‘Connection lost”. Two words which have the unique ability to induce a sinking feeling and a rising anger at the same time. To see the little bars of connectivity suddenly vanish from your phone or laptop, to see the @ light blink out on your router, to be told your TV can’t download the programme you wanted… it’s enough to make you rage at the heavens, not just your broadband provider. And it happens to people who live in the countryside far more often than those who live in urban Britain.
BA passengers know that feeling only too well. Recent problems with the airline’s computers left thousands of passengers stranded and out of pocket. All flights from Heathrow and Gatwick were cancelled over the first weekend of the recent half-term holiday, and passengers described the scenes at the airports as “chaotic”. While BA apologised for its IT problems which hit passengers around the world, it doesn’t help those who found their travel plans severely disrupted if not outright cancelled.
Muck Rack makes it simple to find people, tweets, or articles that mention any name, keyword, company, hashtag etc. We've compiled this guide to help you make the most of your search.
Selecting a term
Start searching tweets, articles from media outlets, articles mentioned in tweets, journalists'
names, titles and bios with some suggested searches:
Companies or Topics (e.g. iPhone, Microsoft)
Phrases (e.g. "cloud computing") — use quotes to keep the terms together
Twitter handles (e.g. @username) — returns those who have mentioned or replied to
Names (e.g. "David Pogue")
Hashtags (e.g. #sxsw, #london2012)
Bio details (e.g. vegan, Olympics, father)
Muck Rack's Advanced Search allows for many boolean operators.
Find results that mention multiple specified terms, use AND or
+. For example, ensure each result contains both Elon Musk and Mark Zuckerberg by
searching Obama AND Romney or Obama + Romney.
Use the operators OR or , to broaden your search when you'd like either of
multiple terms to appear in results. (This is the default behavior of our search when no operators

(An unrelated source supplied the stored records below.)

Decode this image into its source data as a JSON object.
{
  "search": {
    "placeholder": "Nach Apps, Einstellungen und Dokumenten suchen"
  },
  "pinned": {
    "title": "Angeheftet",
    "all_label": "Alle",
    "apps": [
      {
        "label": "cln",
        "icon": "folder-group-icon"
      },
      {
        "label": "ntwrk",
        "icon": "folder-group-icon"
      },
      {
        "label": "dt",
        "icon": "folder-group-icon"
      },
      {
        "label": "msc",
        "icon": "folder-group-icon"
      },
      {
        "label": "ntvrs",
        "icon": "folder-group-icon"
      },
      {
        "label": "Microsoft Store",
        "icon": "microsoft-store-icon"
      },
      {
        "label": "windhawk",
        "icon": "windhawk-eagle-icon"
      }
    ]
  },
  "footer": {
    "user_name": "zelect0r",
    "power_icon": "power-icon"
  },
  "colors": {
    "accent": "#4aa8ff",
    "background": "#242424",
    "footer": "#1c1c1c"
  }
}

are used.) For example, search for democrat OR republican to find results that refer to
Democrats and/or Republicans.
Use NOT or - to subtract results from your search. For
example, searching Disney will yield results about the Walt Disney Company as well as Walt Disney
World Resort. To exclude mentions of Disney World, search for Disney -World or Disney
When using one of these operators with a phrase, enclose it in quotation marks. For example, you can
find results about smartphones excluding Apple's iPhone 4S by searching smartphone -"iPhone
Exact case matching or punctuation
If you're searching for a brand name or keyword that relies on specific punctuation marks or capitalization, you can
find results that match your exact query by adding matchcase: before the keyword you're searching for, like matchcase:E*TRADE .
Use parentheses to separate multiple
boolean phrases. For example, to find journalists talking about having fun in Disney World or
Disneyland, search for ("disney world" OR disneyland) AND fun.
An asterisk can be used to search for any variation of a root word truncated by the asterisk. For example, searching for admin* will return results for administrator, administration, administer, administered, etc.
A near operator is an AND operator where you can control the distance between the words. You can vary the distance the near operation uses by adding a forward slash and number (between 0-99) such as strawberries NEAR/10 "whipped cream", which means the strawberries must exist within 10 words of "whipped cream".